WHAT TO PRODUCE:
Your reply should be the entries, output word for word, with each picture omitted.

--*--

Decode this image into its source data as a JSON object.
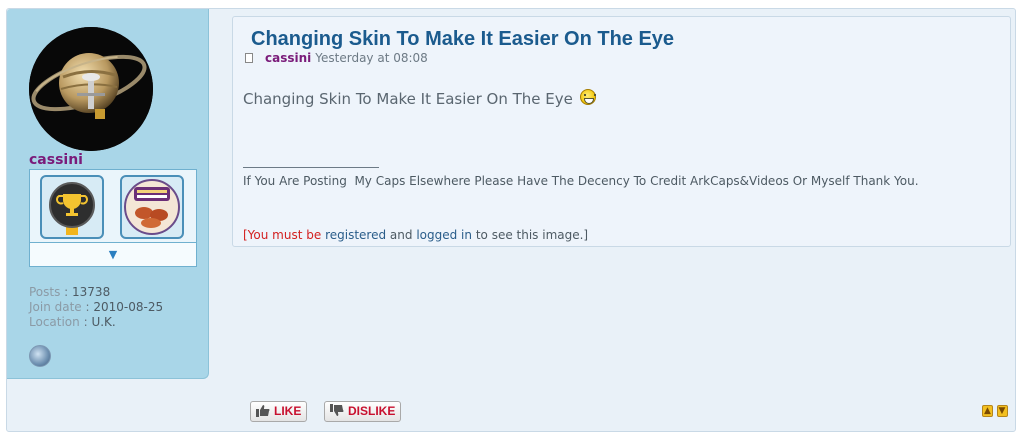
{
  "colors": {
    "accent": "#1b5b8e",
    "username": "#7a1b7a",
    "warning": "#d32020",
    "link": "#2a5d8a",
    "vote": "#c8102e"
  },
  "author": {
    "username": "cassini",
    "avatar_icon": "saturn-cassini-avatar",
    "awards": [
      {
        "icon": "trophy-award-icon"
      },
      {
        "icon": "pork-sausages-award-icon"
      }
    ],
    "awards_toggle": "▼",
    "stats": [
      {
        "label": "Posts",
        "sep": " : ",
        "value": "13738"
      },
      {
        "label": "Join date",
        "sep": " : ",
        "value": "2010-08-25"
      },
      {
        "label": "Location",
        "sep": " : ",
        "value": "U.K."
      }
    ],
    "website_icon": "globe-icon"
  },
  "post": {
    "title": "Changing Skin To Make It Easier On The Eye",
    "author": "cassini",
    "time": "Yesterday at 08:08",
    "body": "Changing Skin To Make It Easier On The Eye",
    "body_icon": "laughing-smiley-icon",
    "signature": "If You Are Posting  My Caps Elsewhere Please Have The Decency To Credit ArkCaps&Videos Or Myself Thank You.",
    "notice": {
      "open": "[You must be",
      "link1": "registered",
      "and": "and",
      "link2": "logged in",
      "close": "to see this image.]"
    }
  },
  "actions": {
    "like": "LIKE",
    "dislike": "DISLIKE",
    "up_icon": "arrow-up-icon",
    "down_icon": "arrow-down-icon"
  }
}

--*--

RESPONSE TO THIS TASK:
Decode this image into its source data as a JSON object.
{
  "colors": {
    "accent": "#1b5b8e",
    "username": "#7a1b7a",
    "warning": "#d32020",
    "link": "#2a5d8a",
    "vote": "#c8102e"
  },
  "author": {
    "username": "cassini",
    "avatar_icon": "saturn-cassini-avatar",
    "awards": [
      {
        "icon": "trophy-award-icon"
      },
      {
        "icon": "pork-sausages-award-icon"
      }
    ],
    "awards_toggle": "▼",
    "stats": [
      {
        "label": "Posts",
        "sep": " : ",
        "value": "13738"
      },
      {
        "label": "Join date",
        "sep": " : ",
        "value": "2010-08-25"
      },
      {
        "label": "Location",
        "sep": " : ",
        "value": "U.K."
      }
    ],
    "website_icon": "globe-icon"
  },
  "post": {
    "title": "Changing Skin To Make It Easier On The Eye",
    "author": "cassini",
    "time": "Yesterday at 08:08",
    "body": "Changing Skin To Make It Easier On The Eye",
    "body_icon": "laughing-smiley-icon",
    "signature": "If You Are Posting  My Caps Elsewhere Please Have The Decency To Credit ArkCaps&Videos Or Myself Thank You.",
    "notice": {
      "open": "[You must be",
      "link1": "registered",
      "and": "and",
      "link2": "logged in",
      "close": "to see this image.]"
    }
  },
  "actions": {
    "like": "LIKE",
    "dislike": "DISLIKE",
    "up_icon": "arrow-up-icon",
    "down_icon": "arrow-down-icon"
  }
}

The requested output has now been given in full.